In recent times Malta, home to more than 250 top international betting and iGaming operators, has tried its best to shake off negative labels like “Offshore”, “tax haven” and even “Panama in the EU”.
But now the Mediterranean island is facing the very real threat of an existential financial crisis after being placed on a high-alert greylist by the world’s leading dirty money watchdog.
The Financial Action Task Force (FATF), founded in 1989 to combat global money laundering, drug trafficking and terrorist financing, has decreed that the George Cross Island will be subjected to “enhanced monitoring”.
FATF is recognised by 200 nations and has 39 steering member countries and regional organisations, among them: the USA, the European Commission, UK, Germany, France, Japan, China, Russia and India.
It’s ruling that Malta has potentially serious issues with money laundering is a major blow to those fighting hard to clear and clean the country’s badly dented image after the assassination of Maltese anti-corruption journalist Daphne Anne Caruana Galizia, who was blown up by a car bomb in October 2017.
Malta Labour Party Prime Minister Robert Abela and Finance Minister Clyde Aruana have not yet publicly addressed the crisis; although it is reported that senior government officials are urgently lobbying international partners to overturn the negative designation.
Bernard Grech, leader of the opposition Nationalist Party, has labelled the FATF decision as a “punishment for all the nation”.
And he has urged the government to set up a unity task force to counter the damage.
Akin to major money markets everywhere, such as London, New York, Paris, et al, experts concur it is near impossible to totally exclude nefarious financial transactions.
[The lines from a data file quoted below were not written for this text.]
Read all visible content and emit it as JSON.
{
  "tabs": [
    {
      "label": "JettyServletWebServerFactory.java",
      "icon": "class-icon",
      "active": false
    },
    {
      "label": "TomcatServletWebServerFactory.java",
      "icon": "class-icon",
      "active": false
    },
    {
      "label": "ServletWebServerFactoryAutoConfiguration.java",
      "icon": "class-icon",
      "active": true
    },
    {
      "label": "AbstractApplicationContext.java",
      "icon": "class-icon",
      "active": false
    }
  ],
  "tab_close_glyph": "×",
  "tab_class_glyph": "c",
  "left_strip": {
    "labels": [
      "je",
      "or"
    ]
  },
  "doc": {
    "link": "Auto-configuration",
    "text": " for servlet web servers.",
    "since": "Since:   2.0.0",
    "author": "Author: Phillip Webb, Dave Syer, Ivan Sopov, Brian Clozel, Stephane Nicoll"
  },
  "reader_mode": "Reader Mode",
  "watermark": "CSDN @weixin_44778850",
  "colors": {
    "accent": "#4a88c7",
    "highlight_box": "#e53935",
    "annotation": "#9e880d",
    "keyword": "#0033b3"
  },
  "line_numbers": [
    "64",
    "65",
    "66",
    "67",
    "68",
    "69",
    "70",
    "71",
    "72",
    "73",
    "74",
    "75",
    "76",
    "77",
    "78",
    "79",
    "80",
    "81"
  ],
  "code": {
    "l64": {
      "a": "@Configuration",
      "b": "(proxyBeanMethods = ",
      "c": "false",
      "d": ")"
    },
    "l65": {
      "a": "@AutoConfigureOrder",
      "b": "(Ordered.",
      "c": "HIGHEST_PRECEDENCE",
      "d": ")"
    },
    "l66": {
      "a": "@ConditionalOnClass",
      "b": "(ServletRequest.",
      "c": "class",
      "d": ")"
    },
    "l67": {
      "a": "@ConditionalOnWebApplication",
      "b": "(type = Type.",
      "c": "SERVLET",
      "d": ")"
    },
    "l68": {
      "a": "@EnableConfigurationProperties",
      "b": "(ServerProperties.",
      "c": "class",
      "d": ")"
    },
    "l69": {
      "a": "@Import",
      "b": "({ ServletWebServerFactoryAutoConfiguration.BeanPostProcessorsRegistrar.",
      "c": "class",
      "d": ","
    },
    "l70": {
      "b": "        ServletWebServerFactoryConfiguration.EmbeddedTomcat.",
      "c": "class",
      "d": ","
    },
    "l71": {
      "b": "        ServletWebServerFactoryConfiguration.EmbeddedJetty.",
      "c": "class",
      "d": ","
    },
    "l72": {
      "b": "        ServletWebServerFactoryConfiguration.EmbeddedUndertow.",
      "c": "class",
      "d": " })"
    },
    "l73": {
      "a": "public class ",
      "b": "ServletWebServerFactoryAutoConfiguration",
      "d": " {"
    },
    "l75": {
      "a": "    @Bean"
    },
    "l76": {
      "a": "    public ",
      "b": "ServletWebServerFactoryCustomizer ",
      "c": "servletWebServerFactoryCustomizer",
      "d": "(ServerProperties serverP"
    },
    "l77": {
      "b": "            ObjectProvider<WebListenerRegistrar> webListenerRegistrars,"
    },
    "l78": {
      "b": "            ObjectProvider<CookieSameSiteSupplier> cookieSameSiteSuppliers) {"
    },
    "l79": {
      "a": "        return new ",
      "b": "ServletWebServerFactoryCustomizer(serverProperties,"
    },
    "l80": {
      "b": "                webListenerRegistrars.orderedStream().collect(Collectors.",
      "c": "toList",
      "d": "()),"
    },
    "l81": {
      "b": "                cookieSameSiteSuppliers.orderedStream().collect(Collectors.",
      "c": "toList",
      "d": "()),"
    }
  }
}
Little Malta, population 440,000, is no exception.
With a corporate tax rate of only five per cent, the island has attracted a host of multinationals and gaming firms, among them Betsson, Tipico, Betfair, Kindred, Flutter, PokerStars, bet365, Evolution and Gamesys.
And in the process, it has provoked the ire–even jealousy–of fellow EU members.
The powerful block of Green MEPs in the European Parliament recently reported that Malta had helped multinationals “avoid” paying €14bn (£12bn;$15.6bn) in taxes between 2012 and 2015, which would have gone to other EU countries.
Perhaps it is this–as much as allegations of money laundering for the Italian Mafia and Russian oligarchs–that is behind the current squeeze on the island’s financial system.
Malta is now poised to join Albania, Zimbabwe, Syria, Yemen and Myanmar, among 19 countries, on the FATF greylist of shame.
All is not lost, however.
Like Iceland, which was greylisted in 2019, it could get its financial house in order and bounce back to official respectability in a year — unless it wants to join international pariahs North Korea and Iran on the blacklist.